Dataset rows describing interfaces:

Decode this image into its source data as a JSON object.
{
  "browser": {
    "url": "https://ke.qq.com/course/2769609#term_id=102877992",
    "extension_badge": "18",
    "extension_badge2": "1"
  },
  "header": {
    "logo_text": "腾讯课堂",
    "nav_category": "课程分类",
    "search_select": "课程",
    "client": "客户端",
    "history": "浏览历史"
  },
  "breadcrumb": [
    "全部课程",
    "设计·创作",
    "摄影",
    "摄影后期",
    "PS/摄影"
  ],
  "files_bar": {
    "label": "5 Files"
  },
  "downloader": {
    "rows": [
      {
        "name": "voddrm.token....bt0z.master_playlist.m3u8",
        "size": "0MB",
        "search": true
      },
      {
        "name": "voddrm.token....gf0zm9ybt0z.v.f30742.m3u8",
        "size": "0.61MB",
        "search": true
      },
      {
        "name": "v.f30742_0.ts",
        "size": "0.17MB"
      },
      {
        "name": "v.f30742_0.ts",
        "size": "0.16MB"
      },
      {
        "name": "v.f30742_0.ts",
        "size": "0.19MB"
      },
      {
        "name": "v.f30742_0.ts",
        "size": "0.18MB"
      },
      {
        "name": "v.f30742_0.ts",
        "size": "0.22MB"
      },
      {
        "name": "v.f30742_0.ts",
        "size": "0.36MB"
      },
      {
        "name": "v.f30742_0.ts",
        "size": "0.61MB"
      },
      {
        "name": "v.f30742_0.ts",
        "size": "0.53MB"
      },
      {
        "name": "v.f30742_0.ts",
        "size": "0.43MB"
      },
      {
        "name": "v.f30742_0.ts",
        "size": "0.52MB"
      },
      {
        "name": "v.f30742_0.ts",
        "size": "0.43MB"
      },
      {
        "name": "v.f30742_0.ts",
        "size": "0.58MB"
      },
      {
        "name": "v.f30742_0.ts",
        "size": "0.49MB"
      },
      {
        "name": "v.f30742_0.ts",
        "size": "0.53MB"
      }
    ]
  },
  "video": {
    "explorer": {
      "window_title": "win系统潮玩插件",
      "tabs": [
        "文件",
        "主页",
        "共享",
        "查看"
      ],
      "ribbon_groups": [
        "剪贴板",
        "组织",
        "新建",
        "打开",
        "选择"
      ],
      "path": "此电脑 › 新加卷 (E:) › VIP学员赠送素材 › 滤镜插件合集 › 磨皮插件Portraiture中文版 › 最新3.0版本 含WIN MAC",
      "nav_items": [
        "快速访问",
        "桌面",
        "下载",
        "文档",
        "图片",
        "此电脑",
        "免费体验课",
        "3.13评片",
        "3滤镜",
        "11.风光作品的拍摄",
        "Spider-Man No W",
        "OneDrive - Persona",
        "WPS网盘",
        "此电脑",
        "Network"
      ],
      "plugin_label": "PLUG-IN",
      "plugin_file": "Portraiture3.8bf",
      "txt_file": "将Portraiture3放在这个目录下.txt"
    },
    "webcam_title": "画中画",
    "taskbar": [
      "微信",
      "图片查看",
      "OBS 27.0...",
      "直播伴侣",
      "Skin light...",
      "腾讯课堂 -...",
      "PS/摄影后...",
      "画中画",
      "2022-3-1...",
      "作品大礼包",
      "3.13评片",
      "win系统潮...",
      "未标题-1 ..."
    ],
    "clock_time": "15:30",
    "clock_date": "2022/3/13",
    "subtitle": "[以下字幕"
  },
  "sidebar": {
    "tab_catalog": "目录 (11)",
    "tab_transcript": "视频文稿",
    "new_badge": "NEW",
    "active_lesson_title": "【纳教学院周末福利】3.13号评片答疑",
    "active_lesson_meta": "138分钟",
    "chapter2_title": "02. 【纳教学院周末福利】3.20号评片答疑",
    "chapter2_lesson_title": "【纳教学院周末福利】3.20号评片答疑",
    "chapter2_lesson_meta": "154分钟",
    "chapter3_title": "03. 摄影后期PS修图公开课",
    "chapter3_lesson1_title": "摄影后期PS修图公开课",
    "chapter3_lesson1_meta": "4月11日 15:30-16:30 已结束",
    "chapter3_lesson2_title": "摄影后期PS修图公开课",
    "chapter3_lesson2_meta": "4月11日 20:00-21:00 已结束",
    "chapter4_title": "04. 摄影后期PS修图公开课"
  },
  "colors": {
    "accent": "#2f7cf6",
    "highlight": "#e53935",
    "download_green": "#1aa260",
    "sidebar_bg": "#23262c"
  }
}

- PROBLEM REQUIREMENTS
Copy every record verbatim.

- ANSWER SPACE
Decode this image into its source data as a JSON object.
{
  "browser": {
    "url": "https://ke.qq.com/course/2769609#term_id=102877992",
    "extension_badge": "18",
    "extension_badge2": "1"
  },
  "header": {
    "logo_text": "腾讯课堂",
    "nav_category": "课程分类",
    "search_select": "课程",
    "client": "客户端",
    "history": "浏览历史"
  },
  "breadcrumb": [
    "全部课程",
    "设计·创作",
    "摄影",
    "摄影后期",
    "PS/摄影"
  ],
  "files_bar": {
    "label": "5 Files"
  },
  "downloader": {
    "rows": [
      {
        "name": "voddrm.token....bt0z.master_playlist.m3u8",
        "size": "0MB",
        "search": true
      },
      {
        "name": "voddrm.token....gf0zm9ybt0z.v.f30742.m3u8",
        "size": "0.61MB",
        "search": true
      },
      {
        "name": "v.f30742_0.ts",
        "size": "0.17MB"
      },
      {
        "name": "v.f30742_0.ts",
        "size": "0.16MB"
      },
      {
        "name": "v.f30742_0.ts",
        "size": "0.19MB"
      },
      {
        "name": "v.f30742_0.ts",
        "size": "0.18MB"
      },
      {
        "name": "v.f30742_0.ts",
        "size": "0.22MB"
      },
      {
        "name": "v.f30742_0.ts",
        "size": "0.36MB"
      },
      {
        "name": "v.f30742_0.ts",
        "size": "0.61MB"
      },
      {
        "name": "v.f30742_0.ts",
        "size": "0.53MB"
      },
      {
        "name": "v.f30742_0.ts",
        "size": "0.43MB"
      },
      {
        "name": "v.f30742_0.ts",
        "size": "0.52MB"
      },
      {
        "name": "v.f30742_0.ts",
        "size": "0.43MB"
      },
      {
        "name": "v.f30742_0.ts",
        "size": "0.58MB"
      },
      {
        "name": "v.f30742_0.ts",
        "size": "0.49MB"
      },
      {
        "name": "v.f30742_0.ts",
        "size": "0.53MB"
      }
    ]
  },
  "video": {
    "explorer": {
      "window_title": "win系统潮玩插件",
      "tabs": [
        "文件",
        "主页",
        "共享",
        "查看"
      ],
      "ribbon_groups": [
        "剪贴板",
        "组织",
        "新建",
        "打开",
        "选择"
      ],
      "path": "此电脑 › 新加卷 (E:) › VIP学员赠送素材 › 滤镜插件合集 › 磨皮插件Portraiture中文版 › 最新3.0版本 含WIN MAC",
      "nav_items": [
        "快速访问",
        "桌面",
        "下载",
        "文档",
        "图片",
        "此电脑",
        "免费体验课",
        "3.13评片",
        "3滤镜",
        "11.风光作品的拍摄",
        "Spider-Man No W",
        "OneDrive - Persona",
        "WPS网盘",
        "此电脑",
        "Network"
      ],
      "plugin_label": "PLUG-IN",
      "plugin_file": "Portraiture3.8bf",
      "txt_file": "将Portraiture3放在这个目录下.txt"
    },
    "webcam_title": "画中画",
    "taskbar": [
      "微信",
      "图片查看",
      "OBS 27.0...",
      "直播伴侣",
      "Skin light...",
      "腾讯课堂 -...",
      "PS/摄影后...",
      "画中画",
      "2022-3-1...",
      "作品大礼包",
      "3.13评片",
      "win系统潮...",
      "未标题-1 ..."
    ],
    "clock_time": "15:30",
    "clock_date": "2022/3/13",
    "subtitle": "[以下字幕"
  },
  "sidebar": {
    "tab_catalog": "目录 (11)",
    "tab_transcript": "视频文稿",
    "new_badge": "NEW",
    "active_lesson_title": "【纳教学院周末福利】3.13号评片答疑",
    "active_lesson_meta": "138分钟",
    "chapter2_title": "02. 【纳教学院周末福利】3.20号评片答疑",
    "chapter2_lesson_title": "【纳教学院周末福利】3.20号评片答疑",
    "chapter2_lesson_meta": "154分钟",
    "chapter3_title": "03. 摄影后期PS修图公开课",
    "chapter3_lesson1_title": "摄影后期PS修图公开课",
    "chapter3_lesson1_meta": "4月11日 15:30-16:30 已结束",
    "chapter3_lesson2_title": "摄影后期PS修图公开课",
    "chapter3_lesson2_meta": "4月11日 20:00-21:00 已结束",
    "chapter4_title": "04. 摄影后期PS修图公开课"
  },
  "colors": {
    "accent": "#2f7cf6",
    "highlight": "#e53935",
    "download_green": "#1aa260",
    "sidebar_bg": "#23262c"
  }
}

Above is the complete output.